▶ Required work:
Every line in the data below that includes "Miền" belongs in the answer, copied as it stands.
Information given Start Marker
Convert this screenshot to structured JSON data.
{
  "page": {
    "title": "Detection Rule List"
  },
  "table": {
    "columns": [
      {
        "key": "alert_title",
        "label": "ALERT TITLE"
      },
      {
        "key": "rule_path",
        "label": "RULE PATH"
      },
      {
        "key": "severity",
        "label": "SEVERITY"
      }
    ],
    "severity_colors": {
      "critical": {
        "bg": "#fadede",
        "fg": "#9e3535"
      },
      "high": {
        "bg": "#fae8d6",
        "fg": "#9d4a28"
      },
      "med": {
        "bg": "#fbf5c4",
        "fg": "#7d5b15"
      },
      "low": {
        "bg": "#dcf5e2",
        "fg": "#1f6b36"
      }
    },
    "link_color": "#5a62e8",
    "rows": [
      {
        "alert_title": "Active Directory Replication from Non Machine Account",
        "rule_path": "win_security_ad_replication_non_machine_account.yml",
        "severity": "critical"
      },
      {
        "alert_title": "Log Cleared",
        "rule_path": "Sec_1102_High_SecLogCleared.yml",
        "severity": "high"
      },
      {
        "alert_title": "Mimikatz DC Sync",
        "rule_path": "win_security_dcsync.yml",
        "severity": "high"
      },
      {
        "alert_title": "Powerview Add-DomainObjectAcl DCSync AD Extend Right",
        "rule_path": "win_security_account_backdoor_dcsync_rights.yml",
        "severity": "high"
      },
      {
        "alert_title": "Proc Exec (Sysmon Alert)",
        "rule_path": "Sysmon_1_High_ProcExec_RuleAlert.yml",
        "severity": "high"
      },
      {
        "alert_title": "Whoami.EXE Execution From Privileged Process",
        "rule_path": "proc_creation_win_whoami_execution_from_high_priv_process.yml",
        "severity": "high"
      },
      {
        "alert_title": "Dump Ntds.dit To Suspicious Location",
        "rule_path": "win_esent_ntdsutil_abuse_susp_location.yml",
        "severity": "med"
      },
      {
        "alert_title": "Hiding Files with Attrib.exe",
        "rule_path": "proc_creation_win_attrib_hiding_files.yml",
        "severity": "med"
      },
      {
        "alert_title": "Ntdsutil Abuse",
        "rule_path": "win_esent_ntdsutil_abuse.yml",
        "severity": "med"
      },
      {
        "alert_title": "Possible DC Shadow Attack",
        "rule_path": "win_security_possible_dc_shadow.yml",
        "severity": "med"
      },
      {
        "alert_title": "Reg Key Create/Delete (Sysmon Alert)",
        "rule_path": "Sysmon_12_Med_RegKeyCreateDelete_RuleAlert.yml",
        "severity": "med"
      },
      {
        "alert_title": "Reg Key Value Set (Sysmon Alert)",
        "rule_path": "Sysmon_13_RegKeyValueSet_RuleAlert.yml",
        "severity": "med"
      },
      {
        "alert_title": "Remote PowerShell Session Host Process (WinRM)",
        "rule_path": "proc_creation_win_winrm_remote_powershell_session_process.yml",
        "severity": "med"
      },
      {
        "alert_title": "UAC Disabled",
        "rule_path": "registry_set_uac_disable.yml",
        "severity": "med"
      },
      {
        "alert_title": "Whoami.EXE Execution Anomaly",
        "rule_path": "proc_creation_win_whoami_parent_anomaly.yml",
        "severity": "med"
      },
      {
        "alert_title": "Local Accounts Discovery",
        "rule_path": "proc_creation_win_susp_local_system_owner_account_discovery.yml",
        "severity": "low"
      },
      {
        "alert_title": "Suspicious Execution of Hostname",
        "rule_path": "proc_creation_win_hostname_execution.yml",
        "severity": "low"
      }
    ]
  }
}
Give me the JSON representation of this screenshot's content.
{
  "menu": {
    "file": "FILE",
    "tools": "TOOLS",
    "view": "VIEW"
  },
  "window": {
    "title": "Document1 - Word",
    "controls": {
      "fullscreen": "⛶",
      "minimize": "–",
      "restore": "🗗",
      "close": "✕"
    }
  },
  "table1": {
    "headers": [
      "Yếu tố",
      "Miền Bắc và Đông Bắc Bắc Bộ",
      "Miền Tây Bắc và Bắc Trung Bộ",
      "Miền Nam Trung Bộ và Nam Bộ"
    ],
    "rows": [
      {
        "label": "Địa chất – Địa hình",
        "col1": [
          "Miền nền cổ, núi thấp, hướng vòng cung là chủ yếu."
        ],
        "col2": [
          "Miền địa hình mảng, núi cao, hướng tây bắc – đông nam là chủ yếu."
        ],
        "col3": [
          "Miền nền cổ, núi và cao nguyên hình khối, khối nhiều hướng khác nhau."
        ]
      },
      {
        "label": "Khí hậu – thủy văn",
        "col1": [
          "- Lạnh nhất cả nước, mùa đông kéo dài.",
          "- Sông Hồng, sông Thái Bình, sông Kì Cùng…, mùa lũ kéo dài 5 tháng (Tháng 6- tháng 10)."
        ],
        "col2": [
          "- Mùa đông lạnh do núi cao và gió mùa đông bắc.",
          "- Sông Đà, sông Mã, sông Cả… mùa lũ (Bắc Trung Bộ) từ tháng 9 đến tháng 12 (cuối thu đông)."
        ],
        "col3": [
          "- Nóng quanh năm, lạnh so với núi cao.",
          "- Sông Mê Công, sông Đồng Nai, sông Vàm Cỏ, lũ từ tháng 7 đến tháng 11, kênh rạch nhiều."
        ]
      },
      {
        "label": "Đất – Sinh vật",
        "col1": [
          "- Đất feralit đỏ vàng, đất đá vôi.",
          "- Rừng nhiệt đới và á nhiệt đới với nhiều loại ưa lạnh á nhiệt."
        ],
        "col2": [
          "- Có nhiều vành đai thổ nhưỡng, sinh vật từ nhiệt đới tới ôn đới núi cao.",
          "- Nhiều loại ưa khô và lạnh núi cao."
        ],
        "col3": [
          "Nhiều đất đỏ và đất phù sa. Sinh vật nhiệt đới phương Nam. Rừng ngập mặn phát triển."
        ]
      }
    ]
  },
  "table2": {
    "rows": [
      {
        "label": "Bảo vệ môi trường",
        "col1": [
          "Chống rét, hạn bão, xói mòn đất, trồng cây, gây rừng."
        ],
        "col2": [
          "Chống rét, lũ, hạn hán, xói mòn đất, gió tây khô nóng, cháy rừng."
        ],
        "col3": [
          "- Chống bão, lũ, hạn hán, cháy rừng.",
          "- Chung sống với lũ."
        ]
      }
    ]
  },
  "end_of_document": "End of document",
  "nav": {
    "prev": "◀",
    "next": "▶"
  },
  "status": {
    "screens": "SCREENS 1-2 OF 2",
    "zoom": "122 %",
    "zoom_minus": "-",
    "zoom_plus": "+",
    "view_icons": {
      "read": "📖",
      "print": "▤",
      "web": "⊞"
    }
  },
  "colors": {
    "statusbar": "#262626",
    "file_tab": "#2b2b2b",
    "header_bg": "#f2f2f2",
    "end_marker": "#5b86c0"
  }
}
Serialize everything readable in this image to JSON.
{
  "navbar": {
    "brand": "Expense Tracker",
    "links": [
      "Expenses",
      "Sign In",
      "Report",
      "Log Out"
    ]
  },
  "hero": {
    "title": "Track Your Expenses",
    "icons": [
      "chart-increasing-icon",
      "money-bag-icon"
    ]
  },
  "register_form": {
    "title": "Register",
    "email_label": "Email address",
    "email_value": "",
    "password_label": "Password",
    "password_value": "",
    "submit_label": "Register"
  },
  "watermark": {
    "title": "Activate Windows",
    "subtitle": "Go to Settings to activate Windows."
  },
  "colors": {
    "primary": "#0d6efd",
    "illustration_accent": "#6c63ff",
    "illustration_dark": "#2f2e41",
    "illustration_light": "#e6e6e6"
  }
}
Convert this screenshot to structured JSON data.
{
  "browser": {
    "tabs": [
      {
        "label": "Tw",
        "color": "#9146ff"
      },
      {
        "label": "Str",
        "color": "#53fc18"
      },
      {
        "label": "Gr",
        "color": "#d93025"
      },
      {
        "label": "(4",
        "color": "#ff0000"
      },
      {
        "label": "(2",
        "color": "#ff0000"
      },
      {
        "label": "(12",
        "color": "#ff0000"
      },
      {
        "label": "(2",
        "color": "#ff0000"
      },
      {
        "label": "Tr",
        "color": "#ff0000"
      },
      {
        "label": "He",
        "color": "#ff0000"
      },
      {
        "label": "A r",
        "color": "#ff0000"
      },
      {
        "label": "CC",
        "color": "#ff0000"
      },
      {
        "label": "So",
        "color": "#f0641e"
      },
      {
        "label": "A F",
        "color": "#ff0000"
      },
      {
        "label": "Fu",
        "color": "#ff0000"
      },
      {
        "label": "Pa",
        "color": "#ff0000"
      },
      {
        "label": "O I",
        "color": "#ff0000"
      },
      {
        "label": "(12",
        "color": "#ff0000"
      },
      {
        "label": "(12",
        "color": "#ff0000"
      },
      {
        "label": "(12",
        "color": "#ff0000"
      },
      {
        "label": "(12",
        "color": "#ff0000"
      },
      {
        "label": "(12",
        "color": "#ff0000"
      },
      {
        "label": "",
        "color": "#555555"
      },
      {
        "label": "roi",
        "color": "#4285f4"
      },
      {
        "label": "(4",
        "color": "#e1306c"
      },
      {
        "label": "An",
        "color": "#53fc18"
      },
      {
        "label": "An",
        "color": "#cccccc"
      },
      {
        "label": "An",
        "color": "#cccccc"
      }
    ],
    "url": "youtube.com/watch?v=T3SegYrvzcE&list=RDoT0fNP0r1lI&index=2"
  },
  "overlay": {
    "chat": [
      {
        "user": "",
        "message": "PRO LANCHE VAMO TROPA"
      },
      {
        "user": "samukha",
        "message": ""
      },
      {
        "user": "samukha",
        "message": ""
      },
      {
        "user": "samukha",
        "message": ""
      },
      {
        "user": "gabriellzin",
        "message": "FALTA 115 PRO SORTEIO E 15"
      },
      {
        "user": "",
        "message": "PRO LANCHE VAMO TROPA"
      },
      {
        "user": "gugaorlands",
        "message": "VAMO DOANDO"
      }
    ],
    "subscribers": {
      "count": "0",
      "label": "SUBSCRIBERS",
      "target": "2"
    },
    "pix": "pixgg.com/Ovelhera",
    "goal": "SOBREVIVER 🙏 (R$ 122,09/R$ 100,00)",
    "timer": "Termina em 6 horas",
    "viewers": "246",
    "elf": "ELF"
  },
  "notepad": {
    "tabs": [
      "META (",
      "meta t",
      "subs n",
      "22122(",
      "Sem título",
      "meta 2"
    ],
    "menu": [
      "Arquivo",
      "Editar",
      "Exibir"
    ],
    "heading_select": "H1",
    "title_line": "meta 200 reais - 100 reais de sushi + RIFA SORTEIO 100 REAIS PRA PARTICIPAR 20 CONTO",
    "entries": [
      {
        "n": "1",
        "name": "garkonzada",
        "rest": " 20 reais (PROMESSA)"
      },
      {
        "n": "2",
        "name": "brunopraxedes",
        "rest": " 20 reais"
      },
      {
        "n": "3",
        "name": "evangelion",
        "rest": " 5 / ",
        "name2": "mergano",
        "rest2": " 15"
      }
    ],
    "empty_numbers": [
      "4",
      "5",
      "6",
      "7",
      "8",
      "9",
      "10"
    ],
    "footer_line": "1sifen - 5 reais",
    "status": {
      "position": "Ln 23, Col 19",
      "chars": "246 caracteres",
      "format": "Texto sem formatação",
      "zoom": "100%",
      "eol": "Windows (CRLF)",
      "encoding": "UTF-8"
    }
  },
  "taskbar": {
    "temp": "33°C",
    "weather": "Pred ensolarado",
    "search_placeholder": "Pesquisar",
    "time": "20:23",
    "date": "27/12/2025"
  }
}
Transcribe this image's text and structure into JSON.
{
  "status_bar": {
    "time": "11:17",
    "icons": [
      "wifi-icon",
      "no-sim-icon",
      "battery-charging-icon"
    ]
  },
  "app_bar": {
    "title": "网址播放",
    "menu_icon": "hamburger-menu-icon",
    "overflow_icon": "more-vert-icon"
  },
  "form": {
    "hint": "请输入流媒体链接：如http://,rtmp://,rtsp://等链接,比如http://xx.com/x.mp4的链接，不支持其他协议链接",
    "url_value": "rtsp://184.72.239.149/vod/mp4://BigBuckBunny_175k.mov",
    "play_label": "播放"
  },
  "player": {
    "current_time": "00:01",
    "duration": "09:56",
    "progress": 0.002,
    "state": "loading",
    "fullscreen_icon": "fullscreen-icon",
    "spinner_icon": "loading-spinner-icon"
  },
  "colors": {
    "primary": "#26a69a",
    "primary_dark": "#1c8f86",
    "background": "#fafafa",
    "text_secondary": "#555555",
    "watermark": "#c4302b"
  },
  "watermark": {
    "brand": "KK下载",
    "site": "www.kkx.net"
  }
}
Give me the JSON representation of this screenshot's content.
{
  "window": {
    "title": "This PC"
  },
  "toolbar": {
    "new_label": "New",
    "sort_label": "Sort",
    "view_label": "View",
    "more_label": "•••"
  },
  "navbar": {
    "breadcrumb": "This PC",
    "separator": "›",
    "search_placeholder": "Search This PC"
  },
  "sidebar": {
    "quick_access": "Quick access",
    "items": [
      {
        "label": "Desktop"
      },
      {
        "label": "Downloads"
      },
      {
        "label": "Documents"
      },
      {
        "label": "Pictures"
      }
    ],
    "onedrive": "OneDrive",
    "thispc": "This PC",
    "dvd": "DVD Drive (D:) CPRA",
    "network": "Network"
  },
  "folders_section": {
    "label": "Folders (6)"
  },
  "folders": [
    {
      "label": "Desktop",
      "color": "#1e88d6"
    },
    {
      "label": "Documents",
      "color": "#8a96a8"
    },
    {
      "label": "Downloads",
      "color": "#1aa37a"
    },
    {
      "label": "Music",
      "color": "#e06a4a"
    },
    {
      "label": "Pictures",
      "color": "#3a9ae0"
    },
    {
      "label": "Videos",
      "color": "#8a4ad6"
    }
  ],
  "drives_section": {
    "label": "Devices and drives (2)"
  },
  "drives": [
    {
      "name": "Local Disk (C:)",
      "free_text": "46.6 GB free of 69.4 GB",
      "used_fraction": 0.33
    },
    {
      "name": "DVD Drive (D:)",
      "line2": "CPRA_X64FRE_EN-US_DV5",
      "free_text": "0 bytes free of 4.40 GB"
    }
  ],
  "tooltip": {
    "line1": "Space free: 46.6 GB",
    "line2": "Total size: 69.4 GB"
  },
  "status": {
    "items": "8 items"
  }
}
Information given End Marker
▶ Output for this task:
      "Miền Bắc và Đông Bắc Bắc Bộ",
      "Miền Tây Bắc và Bắc Trung Bộ",
      "Miền Nam Trung Bộ và Nam Bộ"
          "Miền nền cổ, núi thấp, hướng vòng cung là chủ yếu."
          "Miền địa hình mảng, núi cao, hướng tây bắc – đông nam là chủ yếu."
          "Miền nền cổ, núi và cao nguyên hình khối, khối nhiều hướng khác nhau."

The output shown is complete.